The MHSA has argued that unlike other sports that are played in a confined area, the sprawling nature of a golf course would make it difficult to hire enough marshals to keep unruly spectators in check.

Meanwhile, there's a lawyer quoted in the report claiming this is some kind of civil rights issue.

Worth note, Montana is one of only two states that doesn't allow spectators on the course. The other state, Alaska, does not offer high school golf.

PGA Tour suspends Hensby for anti-doping violation

By Golf Channel DigitalDecember 11, 2017, 8:02 pm

Mark Hensby has been suspended for one year by the PGA Tour for violating the Tour’s anti-doping policy by failing to provide a sample after notification.

The Tour made the announcement Monday, reporting that Hensby will be eligible to return on Oct. 26, 2018.

The statement reads:

The PGA Tour announced today that Mark Hensby has violated the Tour Anti-Doping Policy for failing to provide a drug testing sample after notification and has been suspended for a period of one year. He will be eligible to return on Oct. 26, 2018.

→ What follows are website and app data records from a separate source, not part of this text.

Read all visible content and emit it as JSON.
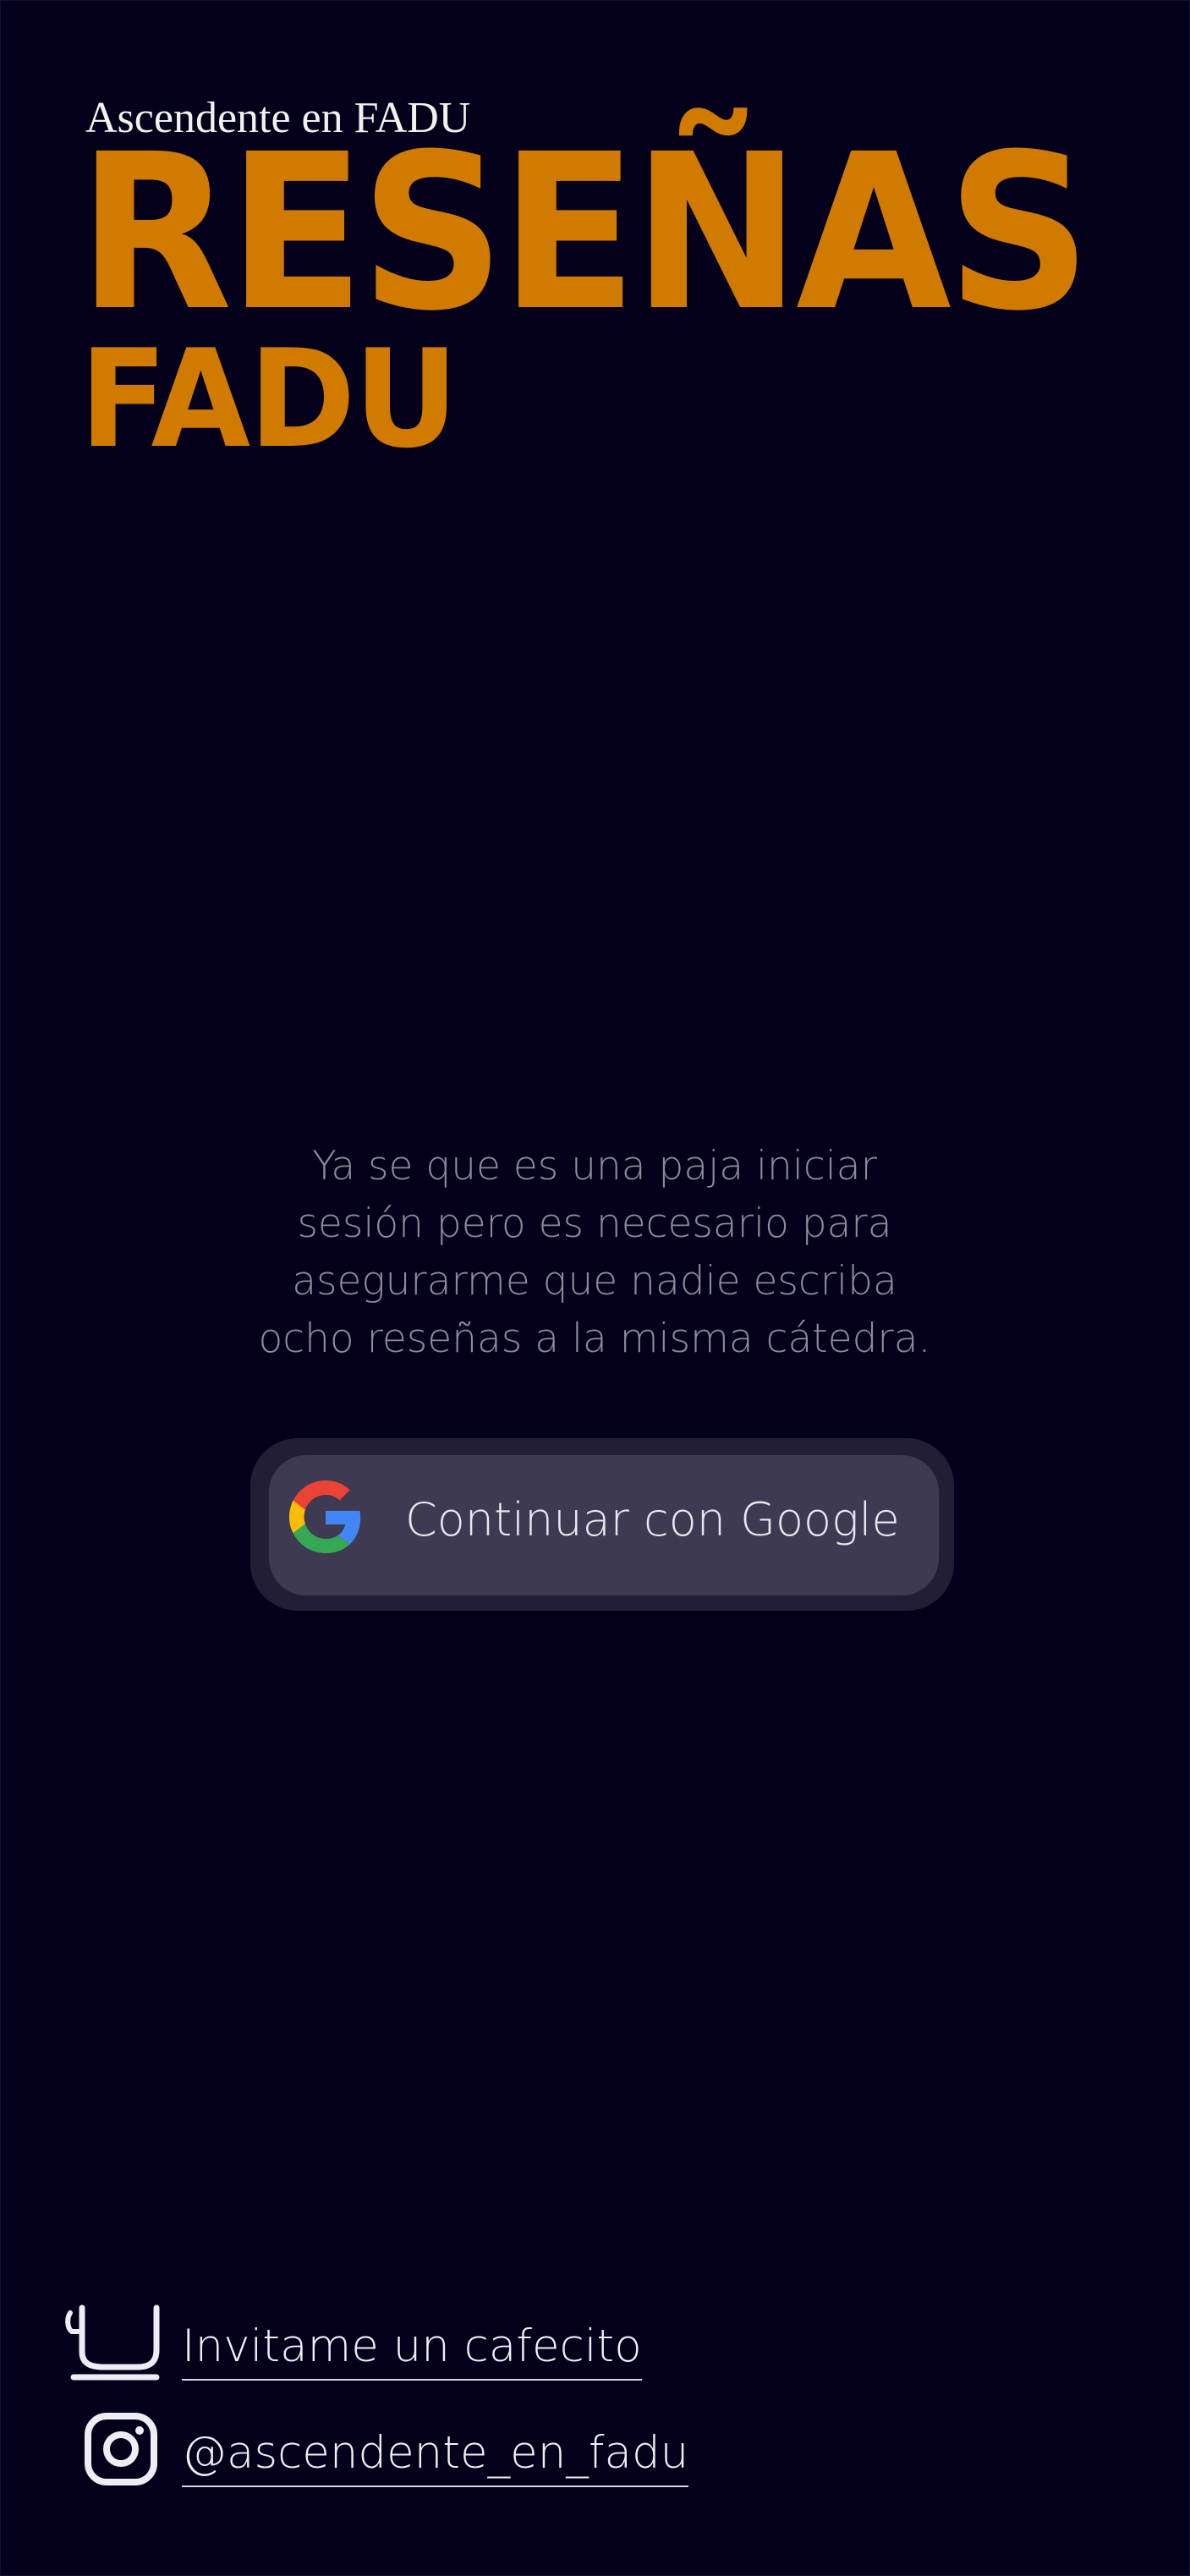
{
  "brand": {
    "subtitle": "Ascendente en FADU",
    "title_line1": "RESEÑAS",
    "title_line2": "FADU"
  },
  "login": {
    "message_lines": [
      "Ya se que es una paja iniciar",
      "sesión pero es necesario para",
      "asegurarme que nadie escriba",
      "ocho reseñas a la misma cátedra."
    ],
    "google_button_label": "Continuar con Google",
    "google_button_icon": "google-logo-icon"
  },
  "footer": {
    "coffee_label": "Invitame un cafecito",
    "coffee_icon": "coffee-cup-icon",
    "instagram_label": "@ascendente_en_fadu",
    "instagram_icon": "instagram-icon"
  },
  "colors": {
    "background": "#04001c",
    "brand_orange": "#d17a00",
    "message_gray": "#8e8c99",
    "button_fill": "#3e3a52",
    "button_shadow": "#211e36",
    "footer_text": "#f1f0f5"
  }
}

Hensby, 46, won the John Deere Classic in 2004. He played the Web.com Tour this past year, playing just 14 events. He finished 142nd on the money list. He once ranked among the top 30 in the Official World Golf Ranking but ranks No. 1,623 today.

The Sunshine Tour recently suspended player Etienne Bond for one year for failing a drug test. Players previously suspended by the PGA Tour for violating the anti-doping policy include Scott Stallings and Doug Barron.

The PGA Tour implemented revisions to its anti-doping program with the start of the 2017-18 season. The revisions include blood testing and the supplementation of the Tour’s prohibited list to include all of the substances and methods on the World Anti-Doping Agency prohibited list. As part of this season’s revisions, the Tour announced it would also begin reporting suspensions due to recreational drug use.

The Tour said it would not issue further comment on Hensby's suspension.